Speaking of young people, what’s the story behind the Girl Scouts IP Patch?
So Dr. Michelson and I are board members of the Intellectual Property Owners Education Foundation, and our responsibility is to raise awareness of intellectual property. One of the initiatives we took on was the Girl Scouts. Having an innovation patch seemed like a modern approach to the Girl Scouts – we need to encourage kids and especially girls to be the next engineers and innovators. We initially partnered with the Girl Scouts in the Washington, DC area along with the US Patent Office to develop this curriculum. Now we offer the IP patch to all troops across the country.
Is there a particular skill set or personal profile that makes someone a great inventor?
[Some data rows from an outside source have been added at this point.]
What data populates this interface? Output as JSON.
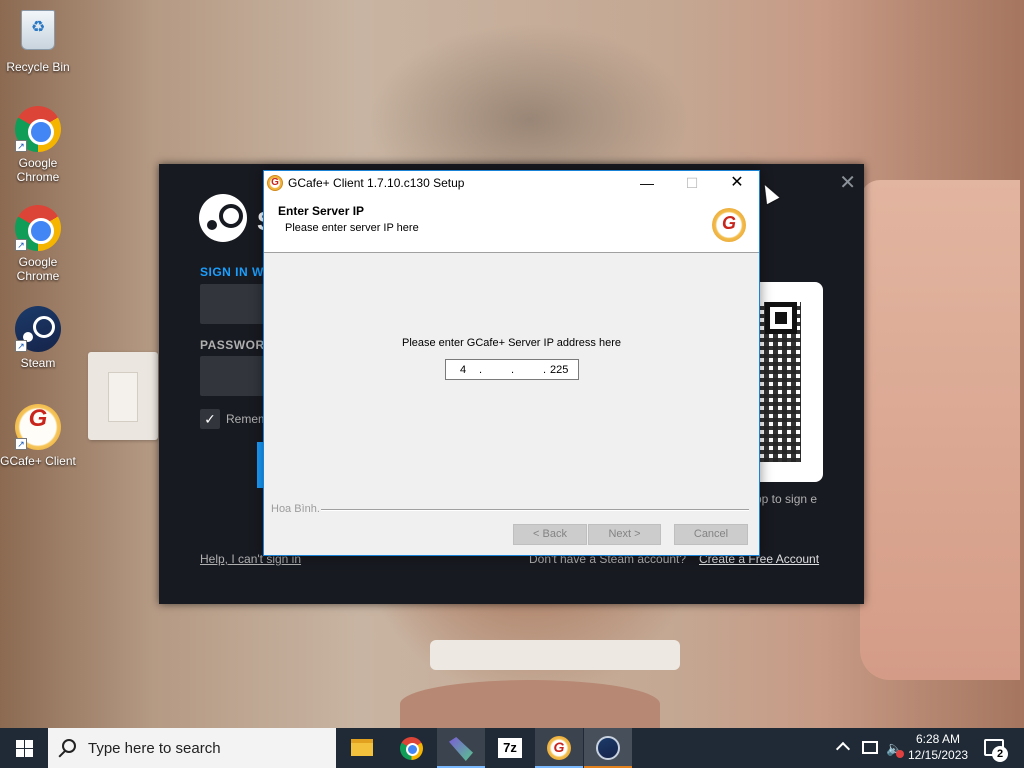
{
  "desktop": {
    "icons": [
      {
        "label": "Recycle Bin"
      },
      {
        "label": "Google Chrome"
      },
      {
        "label": "Google Chrome"
      },
      {
        "label": "Steam"
      },
      {
        "label": "GCafe+ Client"
      }
    ]
  },
  "steam_window": {
    "title_partial": "S",
    "sign_in_label_partial": "SIGN IN W",
    "password_label_partial": "PASSWORD",
    "remember_partial": "Remem",
    "app_text_partial": "pp to sign e",
    "help_link": "Help, I can't sign in",
    "no_account_text": "Don't have a Steam account?",
    "create_account_link": "Create a Free Account"
  },
  "setup_dialog": {
    "title": "GCafe+ Client 1.7.10.c130 Setup",
    "header_title": "Enter Server IP",
    "header_subtitle": "Please enter server IP here",
    "prompt": "Please enter GCafe+ Server IP address here",
    "ip_octets": [
      "4",
      "",
      "",
      "225"
    ],
    "branding": "Hoa Bình.",
    "back_label": "< Back",
    "next_label": "Next >",
    "cancel_label": "Cancel"
  },
  "taskbar": {
    "search_placeholder": "Type here to search",
    "apps": [
      "file-explorer",
      "google-chrome",
      "visual-studio",
      "7-zip",
      "gcafe-client",
      "steam"
    ],
    "active_apps": [
      "visual-studio",
      "gcafe-client",
      "steam"
    ],
    "time": "6:28 AM",
    "date": "12/15/2023",
    "notification_count": "2"
  },
  "colors": {
    "steam_blue": "#1a9fff",
    "steam_bg": "#181a21",
    "dialog_accent": "#1883d7",
    "taskbar_bg": "#1f2a36"
  }
}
I think inventors and innovators are people who question the status quo. They have a vision of how something can be done better. It may not be a game-changing tech or disrupting product, it may just be a better mousetrap. Inventors are able to take something and find a different way of doing it to make life easier.
I know it’s like picking a favorite child, but what would be the most important or beloved invention that you guided to commercialization?
Over the years we’ve developed an impressive portfolio of orthopedic products, especially knee braces. We worked with Dr. Bill Nordt who came to us with a problem – that his patients had overuse injuries. The products we developed together have become very successful in improving the lives of many injury sufferers. It’s much like Dr. Michelson’s own story of invention. It’s great when a product you’ve created makes money, but it’s even more rewarding when the products you’ve invented help humanity.
The Michelson Institute for Intellectual Property, an initiative of the Michelson 20MM Foundation, addresses critical gaps in intellectual property education to empower the next generation of inventors. Michelson 20MM was founded thanks to the generous support of renowned spinal surgeon Dr. Gary K. Michelson and his wife, Alya Michelson. To learn more, visit 20mm.org.